═════ The data
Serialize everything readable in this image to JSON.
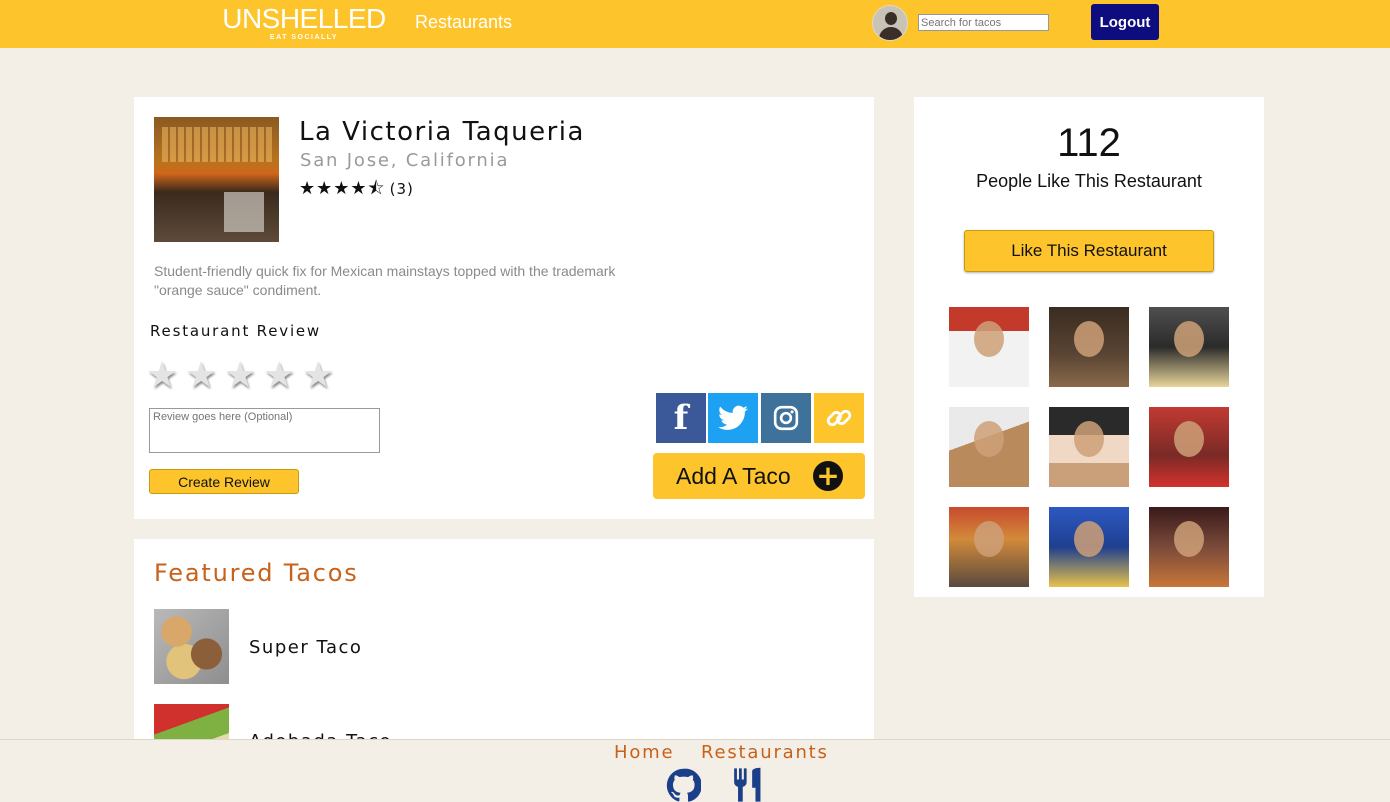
{
  "header": {
    "brand_name": "UNSHELLED",
    "brand_tagline": "EAT SOCIALLY",
    "nav_restaurants": "Restaurants",
    "search_placeholder": "Search for tacos",
    "logout_label": "Logout"
  },
  "restaurant": {
    "name": "La Victoria Taqueria",
    "location": "San Jose, California",
    "rating": 4.5,
    "rating_stars": "★★★★⯪",
    "review_count": "(3)",
    "description": "Student-friendly quick fix for Mexican mainstays topped with the trademark \"orange sauce\" condiment."
  },
  "review": {
    "heading": "Restaurant Review",
    "rating_input": 0,
    "textarea_placeholder": "Review goes here (Optional)",
    "submit_label": "Create Review"
  },
  "share": {
    "facebook_icon": "facebook-icon",
    "twitter_icon": "twitter-icon",
    "instagram_icon": "instagram-icon",
    "link_icon": "link-icon"
  },
  "add_taco": {
    "label": "Add A Taco",
    "icon": "plus-circle-icon"
  },
  "likes": {
    "count": "112",
    "label": "People Like This Restaurant",
    "button_label": "Like This Restaurant"
  },
  "featured": {
    "title": "Featured Tacos",
    "tacos": [
      {
        "name": "Super Taco"
      },
      {
        "name": "Adobada Taco"
      }
    ]
  },
  "footer": {
    "home_label": "Home",
    "restaurants_label": "Restaurants",
    "github_icon": "github-icon",
    "utensils_icon": "utensils-icon"
  },
  "colors": {
    "brand_yellow": "#fdc52b",
    "logout_navy": "#0d0d80",
    "accent_orange": "#c8611a",
    "page_bg": "#f4efe6"
  }
}
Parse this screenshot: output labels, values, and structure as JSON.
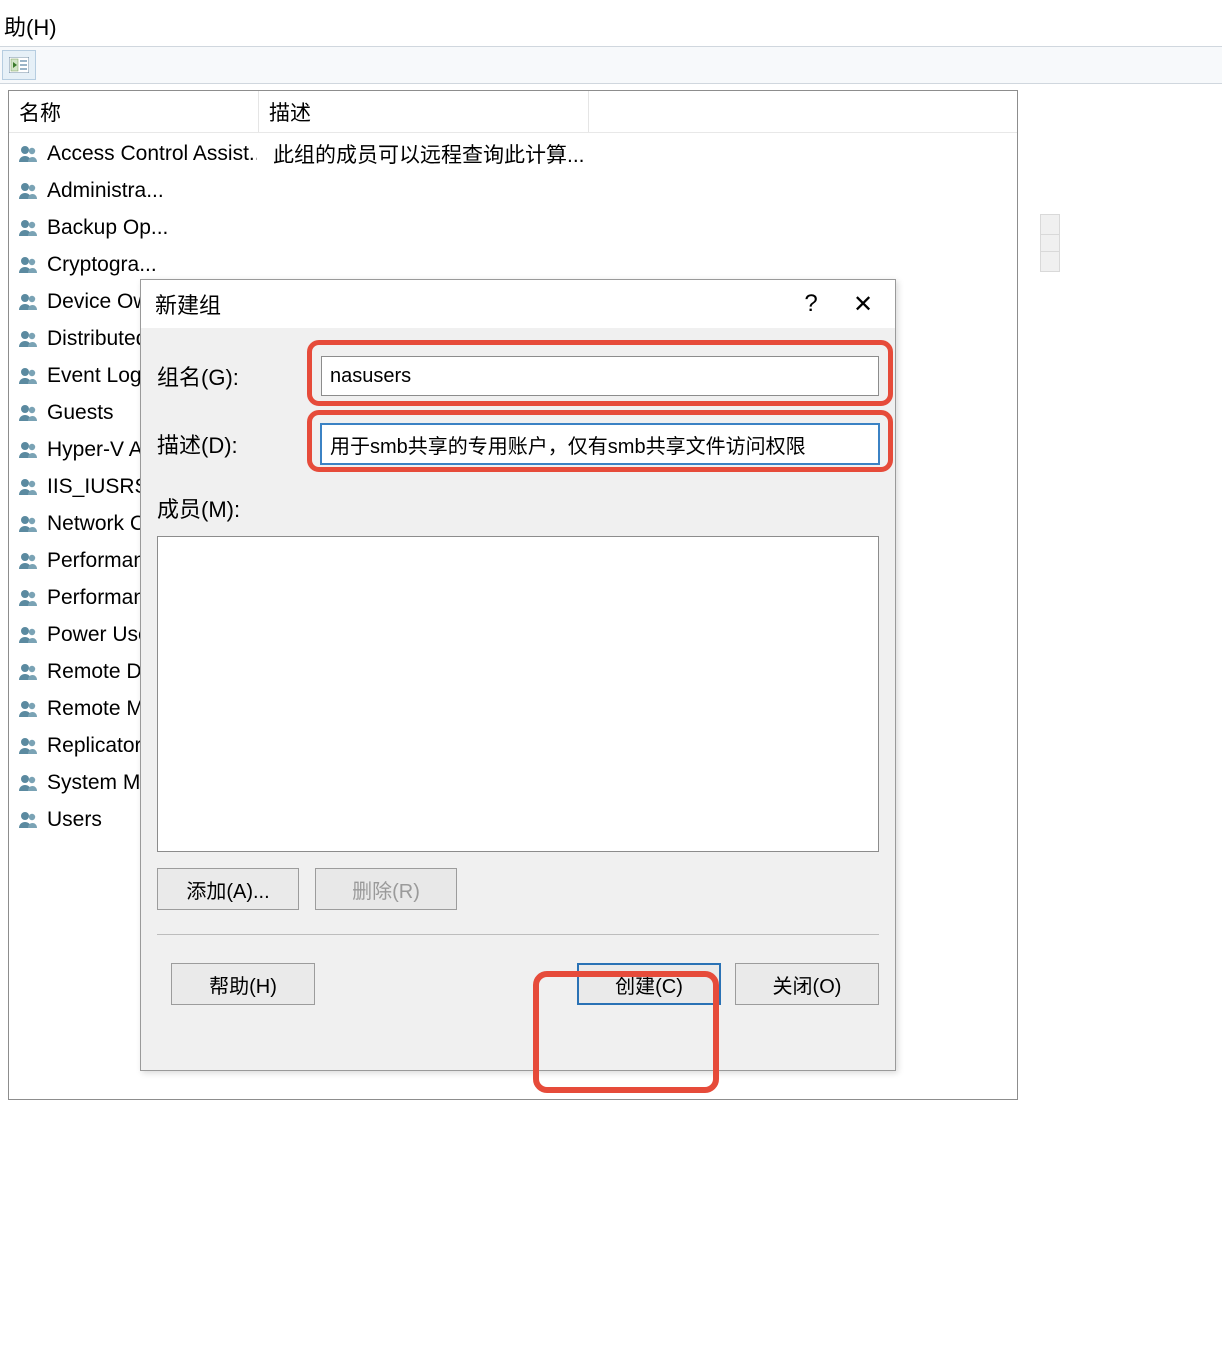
{
  "menu": {
    "help": "助(H)"
  },
  "columns": {
    "name": "名称",
    "desc": "描述"
  },
  "groups": [
    {
      "name": "Access Control Assist...",
      "desc": "此组的成员可以远程查询此计算..."
    },
    {
      "name": "Administra...",
      "desc": ""
    },
    {
      "name": "Backup Op...",
      "desc": ""
    },
    {
      "name": "Cryptogra...",
      "desc": ""
    },
    {
      "name": "Device Ow...",
      "desc": ""
    },
    {
      "name": "Distributed...",
      "desc": ""
    },
    {
      "name": "Event Log...",
      "desc": ""
    },
    {
      "name": "Guests",
      "desc": ""
    },
    {
      "name": "Hyper-V A...",
      "desc": ""
    },
    {
      "name": "IIS_IUSRS",
      "desc": ""
    },
    {
      "name": "Network C...",
      "desc": ""
    },
    {
      "name": "Performan...",
      "desc": ""
    },
    {
      "name": "Performan...",
      "desc": ""
    },
    {
      "name": "Power Use...",
      "desc": ""
    },
    {
      "name": "Remote D...",
      "desc": ""
    },
    {
      "name": "Remote M...",
      "desc": ""
    },
    {
      "name": "Replicator",
      "desc": ""
    },
    {
      "name": "System M...",
      "desc": ""
    },
    {
      "name": "Users",
      "desc": ""
    }
  ],
  "dialog": {
    "title": "新建组",
    "help_glyph": "?",
    "close_glyph": "✕",
    "groupname_label": "组名(G):",
    "groupname_value": "nasusers",
    "desc_label": "描述(D):",
    "desc_value": "用于smb共享的专用账户，仅有smb共享文件访问权限",
    "members_label": "成员(M):",
    "add_btn": "添加(A)...",
    "remove_btn": "删除(R)",
    "help_btn": "帮助(H)",
    "create_btn": "创建(C)",
    "close_btn": "关闭(O)"
  }
}
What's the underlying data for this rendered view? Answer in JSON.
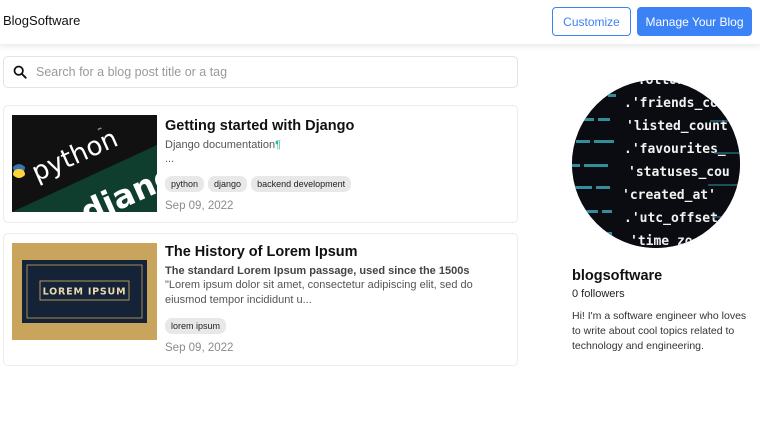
{
  "header": {
    "brand": "BlogSoftware",
    "customize_label": "Customize",
    "manage_label": "Manage Your Blog"
  },
  "search": {
    "placeholder": "Search for a blog post title or a tag",
    "value": ""
  },
  "posts": [
    {
      "title": "Getting started with Django",
      "subtitle": "Django documentation",
      "subtitle_mark": "¶",
      "excerpt": "...",
      "tags": [
        "python",
        "django",
        "backend development"
      ],
      "date": "Sep 09, 2022",
      "thumbnail": {
        "python_text": "python",
        "django_text": "django",
        "tm": "™"
      }
    },
    {
      "title": "The History of Lorem Ipsum",
      "subtitle": "The standard Lorem Ipsum passage, used since the 1500s",
      "excerpt": "\"Lorem ipsum dolor sit amet, consectetur adipiscing elit, sed do eiusmod tempor incididunt u...",
      "tags": [
        "lorem ipsum"
      ],
      "date": "Sep 09, 2022",
      "thumbnail": {
        "banner_text": "LOREM IPSUM"
      }
    }
  ],
  "profile": {
    "name": "blogsoftware",
    "followers": "0 followers",
    "bio": "Hi! I'm a software engineer who loves to write about cool topics related to technology and engineering.",
    "avatar_code_lines": [
      "'followers_",
      ".'friends_cou",
      "'listed_count",
      ".'favourites_",
      "'statuses_cou",
      "'created_at'",
      ".'utc_offset",
      "'time_zo"
    ]
  },
  "colors": {
    "accent": "#3b82f6",
    "django_green": "#103e2e",
    "lorem_gold": "#c9a45c",
    "lorem_navy": "#152338"
  }
}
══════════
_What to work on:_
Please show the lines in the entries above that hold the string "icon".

_Response below:_
    "facebook_icon": "facebook-icon",
    "twitter_icon": "twitter-icon",
    "instagram_icon": "instagram-icon",
    "link_icon": "link-icon"
    "icon": "plus-circle-icon"
    "github_icon": "github-icon",
    "utensils_icon": "utensils-icon"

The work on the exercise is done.